There were any number of unique features about this vehicle that made it popular amongst the young and old. Perhaps the most unique feature related to its outwardly and stripped-down appearance.
The doors were interchangeable front to rear without the need for any tools. The windshield folded down providing the driver with that “bugs in your face” driving experience and the only instrumentation was a speedometer that also contained a rather small fuel gauge. The glove box was essentially a hole in the dashboard in which one should only place non-breakable items. There was also a gasoline-fueled heater that could be added as an option for those who intended on driving it year round.
A Volkswagen marketing slogan at the time teased potential buyers that one could hose out the interior while washing the exterior. Try that with your own passenger vehicle sitting in your driveway: on second thought, probably not a good idea. The Thing also came in three very distinct colours, again adding to its uniqueness – Pumpkin Orange, Blizzard White and Sunshine Yellow.
There were several region-specific versions produced including the Acapulco Thing, designed for the Las Brisas Hotel in Acapulco. It was most identifiable by its unique colour scheme, special dual-colour upholstery and was equipped with colour-accented running boards. It also had a surrey convertible top. A hard top was available but many buyers decided to leave this option behind at the dealerships – opting for that preferred top-down driving experience.
The primary exterior colour of the Acapulco Thing was Blizzard white with blue, orange, yellow or green accents usually contained to the running boards, front and rear bumpers. If you suspect you may be the owner of one of these rare special edition Acapulco Things that may have received a re-paint, check behind the dash panels for one of the unique accent colours.
There was also a Safari edition produced for the Mexican market that was also exported to some countries south of Mexico. These vehicles were typically Blizzard white in colour with an olive green convertible top. Of interest is the fact that all Mexican-bound vehicles had low compression pistons installed that would run efficiently on the lower grade Premex fuel.
In craving uniqueness, The Thing spoke volumes to North American youth, however to a great extent pricing placed it slightly out of their reach. It was priced approximately $1,000 above a 1973 Volkswagen Beetle and was comparable in pricing to many other passenger vehicles available on the market at that time.
Prices dropped slightly in 1974, however by that time, Ralph Nader was pushing to have The Thing removed from VW dealerships on the grounds that it did not stand up to the stricter safety standards being imposed for passenger cars. Coincidently, importation to North America ceased after the 1974 model year.

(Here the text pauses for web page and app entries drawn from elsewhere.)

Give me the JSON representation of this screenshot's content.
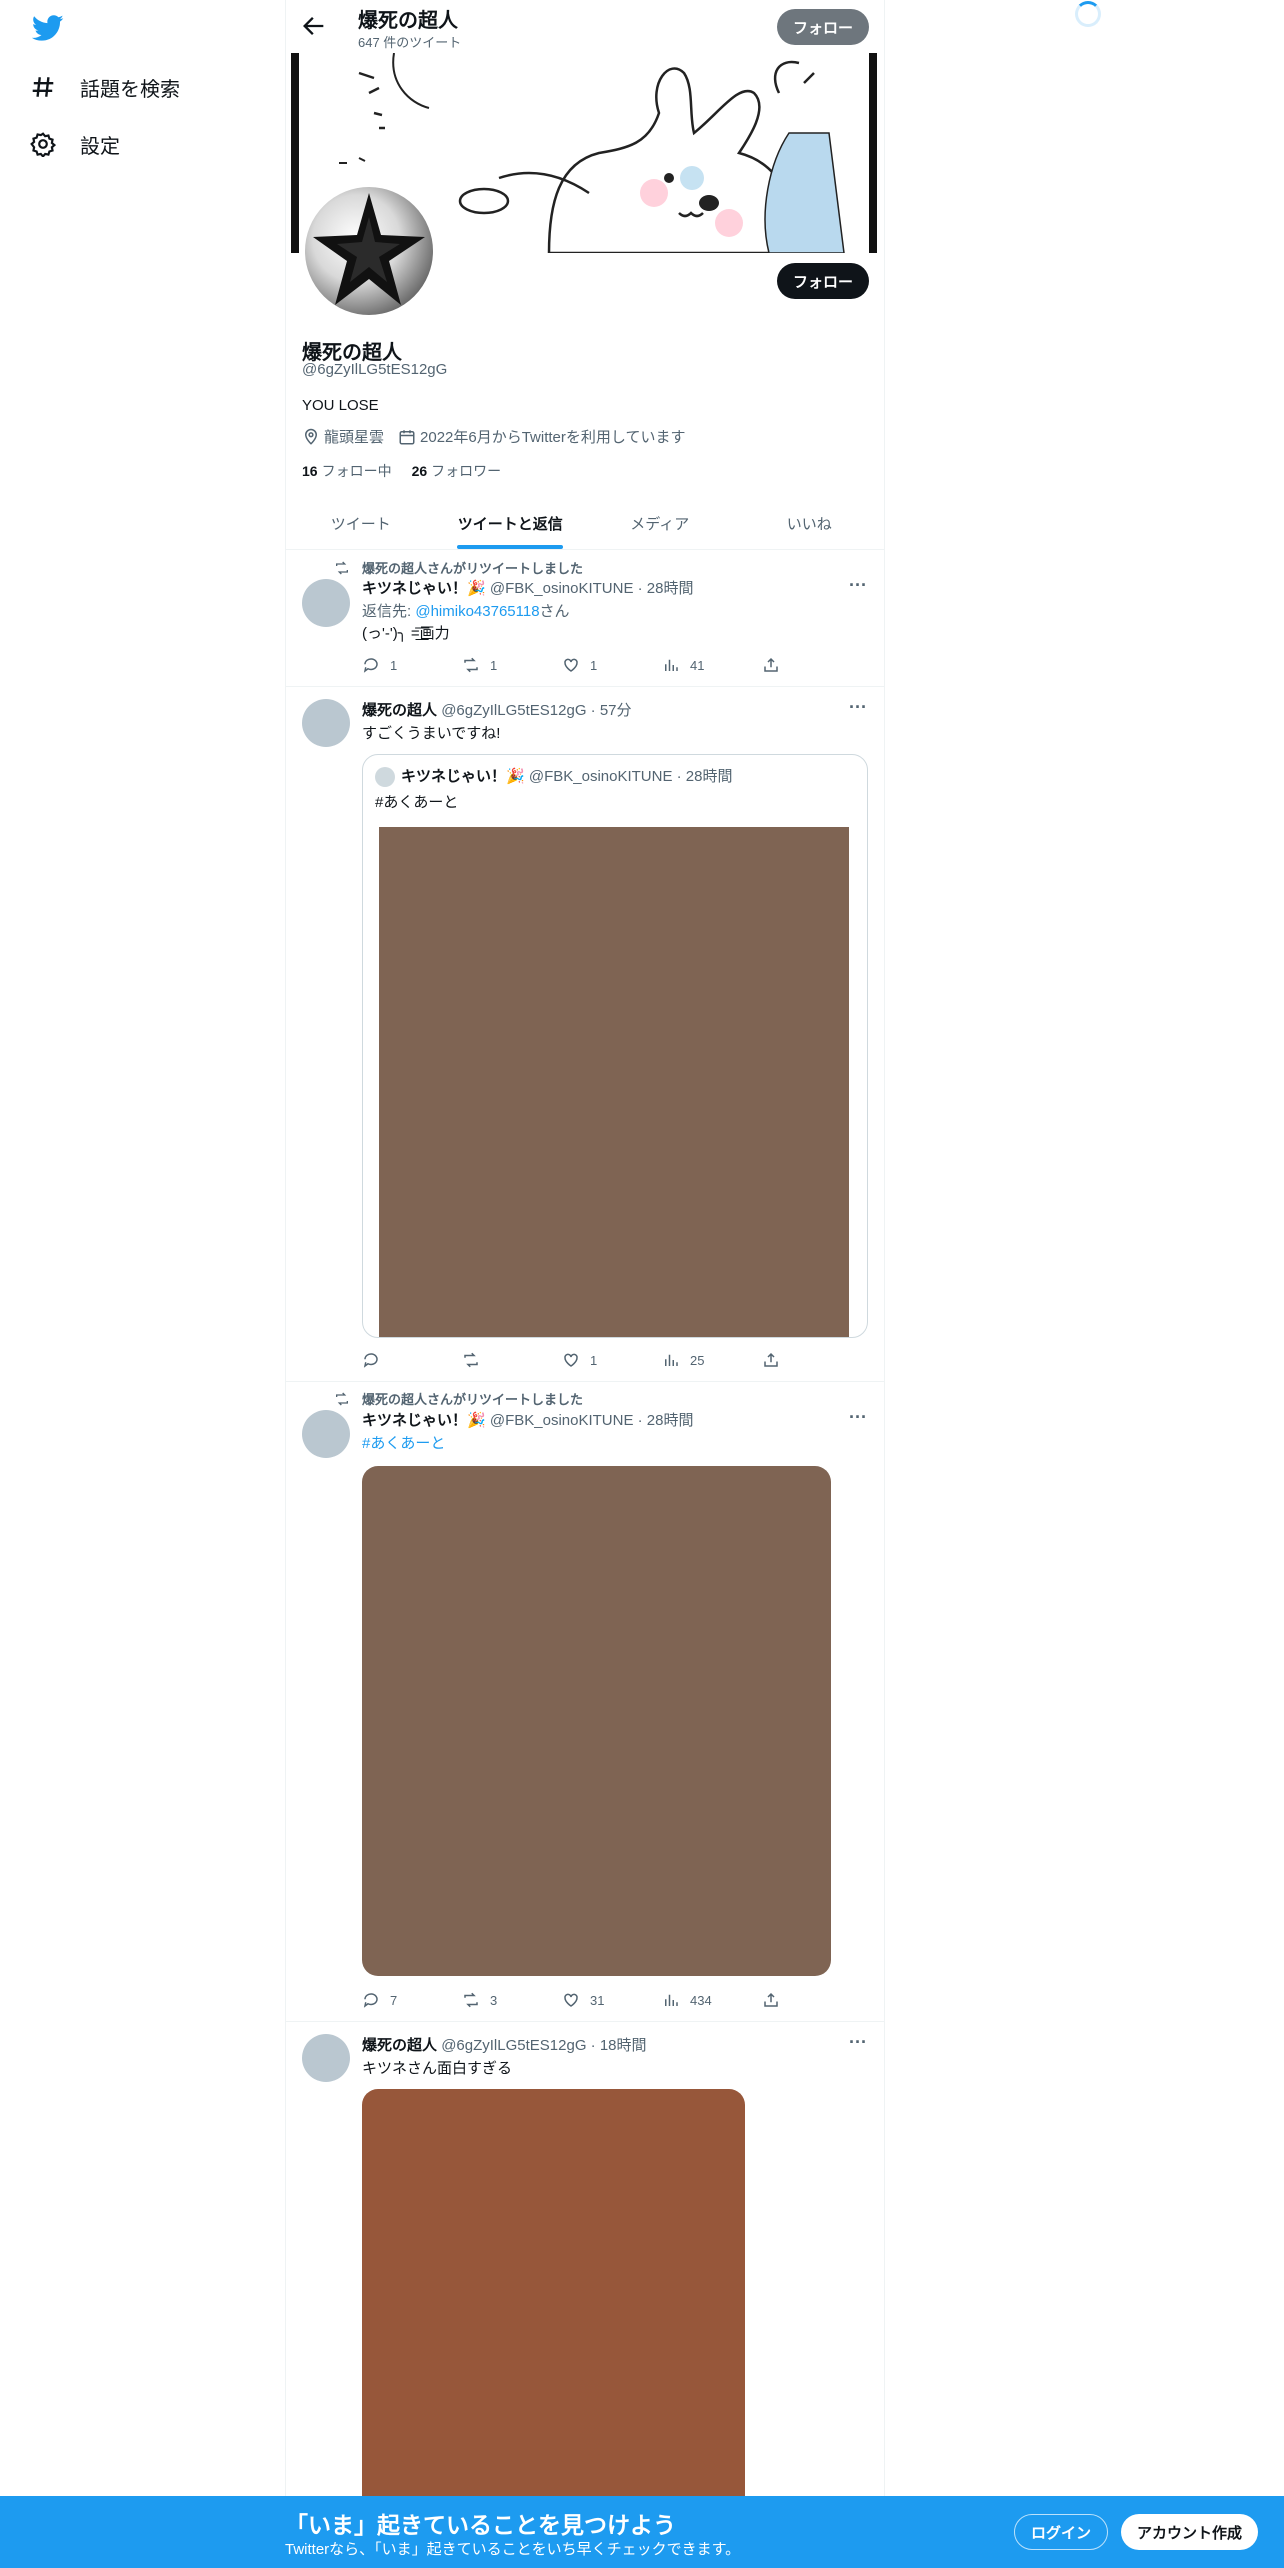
{
  "nav": {
    "logo": "twitter-bird-icon",
    "items": [
      {
        "label": "話題を検索",
        "icon": "hashtag-icon"
      },
      {
        "label": "設定",
        "icon": "gear-icon"
      }
    ]
  },
  "header": {
    "name": "爆死の超人",
    "tweet_count": "647 件のツイート",
    "follow_label": "フォロー"
  },
  "profile": {
    "name": "爆死の超人",
    "handle": "@6gZyIlLG5tES12gG",
    "bio": "YOU LOSE",
    "location": "龍頭星雲",
    "joined": "2022年6月からTwitterを利用しています",
    "following_count": "16",
    "following_label": "フォロー中",
    "followers_count": "26",
    "followers_label": "フォロワー",
    "follow_label": "フォロー"
  },
  "tabs": [
    {
      "label": "ツイート",
      "active": false
    },
    {
      "label": "ツイートと返信",
      "active": true
    },
    {
      "label": "メディア",
      "active": false
    },
    {
      "label": "いいね",
      "active": false
    }
  ],
  "tweets": [
    {
      "retweet_note": "爆死の超人さんがリツイートしました",
      "name": "キツネじゃい！🎉",
      "handle": "@FBK_osinoKITUNE",
      "time": "· 28時間",
      "reply_prefix": "返信先: ",
      "reply_to": "@himiko43765118",
      "reply_suffix": "さん",
      "text": "(っ'-')╮ =͟͟͞͞画力",
      "replies": "1",
      "retweets": "1",
      "likes": "1",
      "views": "41"
    },
    {
      "name": "爆死の超人",
      "handle": "@6gZyIlLG5tES12gG",
      "time": "· 57分",
      "text": "すごくうまいですね!",
      "quote": {
        "name": "キツネじゃい！🎉",
        "handle": "@FBK_osinoKITUNE",
        "time": "· 28時間",
        "text": "#あくあーと"
      },
      "replies": "",
      "retweets": "",
      "likes": "1",
      "views": "25"
    },
    {
      "retweet_note": "爆死の超人さんがリツイートしました",
      "name": "キツネじゃい！🎉",
      "handle": "@FBK_osinoKITUNE",
      "time": "· 28時間",
      "text": "#あくあーと",
      "replies": "7",
      "retweets": "3",
      "likes": "31",
      "views": "434"
    },
    {
      "name": "爆死の超人",
      "handle": "@6gZyIlLG5tES12gG",
      "time": "· 18時間",
      "text": "キツネさん面白すぎる"
    }
  ],
  "colors": {
    "accent": "#1d9bf0",
    "media1": "#7f6453",
    "media2": "#97573a"
  },
  "bottom_bar": {
    "title": "「いま」起きていることを見つけよう",
    "subtitle": "Twitterなら、「いま」起きていることをいち早くチェックできます。",
    "login": "ログイン",
    "signup": "アカウント作成"
  }
}
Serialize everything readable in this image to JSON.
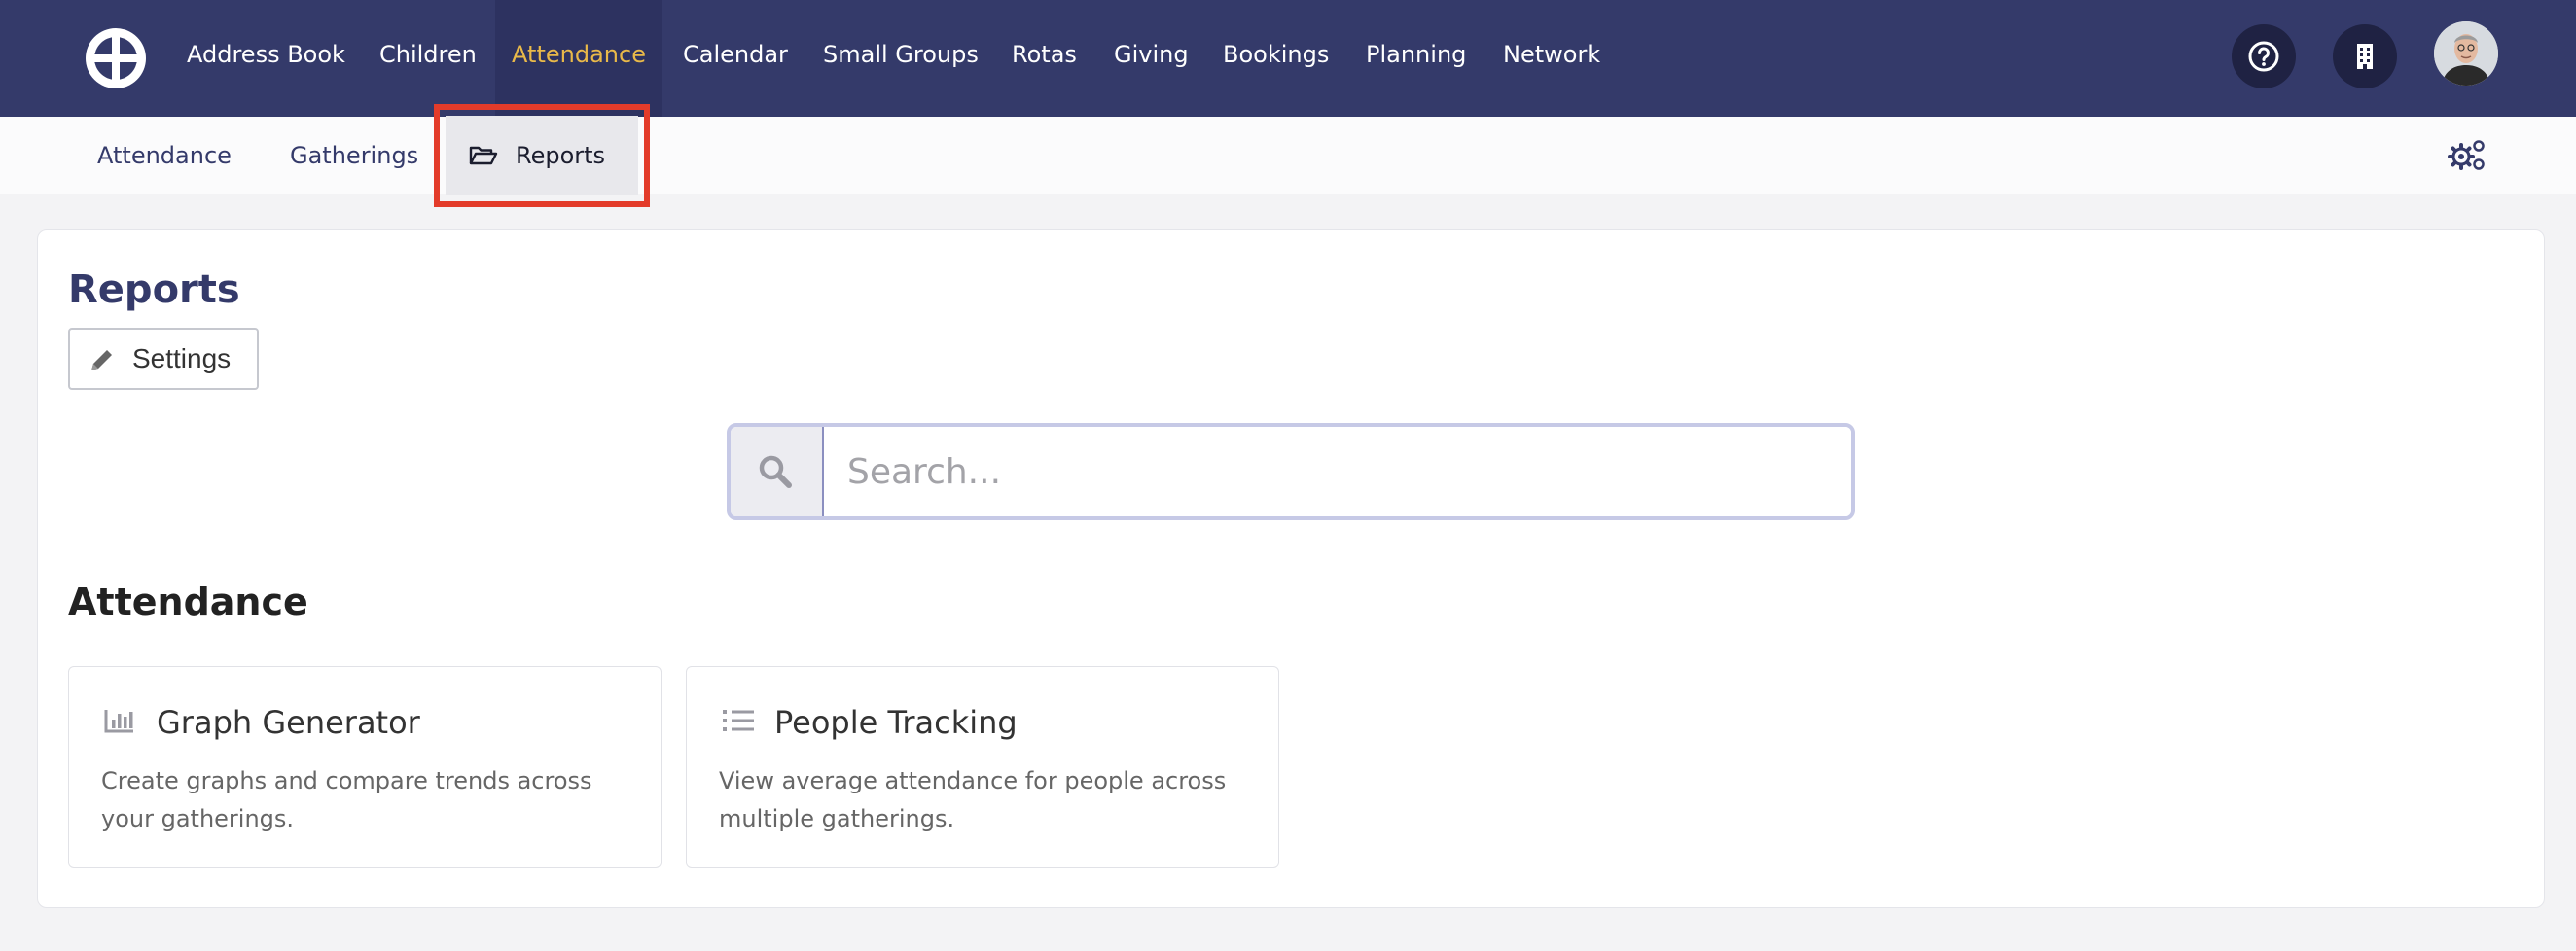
{
  "nav": {
    "items": [
      {
        "label": "Address Book"
      },
      {
        "label": "Children"
      },
      {
        "label": "Attendance",
        "active": true
      },
      {
        "label": "Calendar"
      },
      {
        "label": "Small Groups"
      },
      {
        "label": "Rotas"
      },
      {
        "label": "Giving"
      },
      {
        "label": "Bookings"
      },
      {
        "label": "Planning"
      },
      {
        "label": "Network"
      }
    ],
    "icons": [
      "help-icon",
      "building-icon"
    ],
    "colors": {
      "bar": "#343a6a",
      "active_text": "#e9b949"
    }
  },
  "subnav": {
    "items": [
      {
        "label": "Attendance"
      },
      {
        "label": "Gatherings"
      },
      {
        "label": "Reports",
        "active": true,
        "icon": "folder-open-icon"
      }
    ],
    "settings_icon": "gears-icon"
  },
  "page": {
    "title": "Reports",
    "settings_label": "Settings"
  },
  "search": {
    "placeholder": "Search..."
  },
  "section": {
    "title": "Attendance",
    "cards": [
      {
        "title": "Graph Generator",
        "description": "Create graphs and compare trends across your gatherings.",
        "icon": "bar-chart-icon"
      },
      {
        "title": "People Tracking",
        "description": "View average attendance for people across multiple gatherings.",
        "icon": "list-icon"
      }
    ]
  },
  "highlight_color": "#e33b2a"
}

The Thing could be referred to as a cult classic and in many respects it is. Its popularity has withstood the test of time and it is perhaps best known for its uniqueness and ease of maintenance.
At the time this article was written, there were twelve “Things” for sale on eBay ranging in price from $5,300 to $12,500 (Buy it Now pricing) – for the special Acapulco edition sporting a hard top. There was also one for sale that was located in Canada.
There are any number of web sites available should you wish to conduct further research and if seriously considering purchasing such a vehicle check out the various VW forums and drill down to information specific to The Thing. In conducting research for this article one of the common themes related to rust and the poor heating capabilities of the optional heater.
For enthusiasts in Canada, if you are seriously contemplating such a purchase, note this vehicle best be parked during winter months. It will no doubt however bring you great pleasure as you hit the roadways in the spring and summer.
If it is uniqueness you are looking for, this ride will provide you with all that and then some. Be prepared for lots of looks and long refueling stops as you address questions from admirers.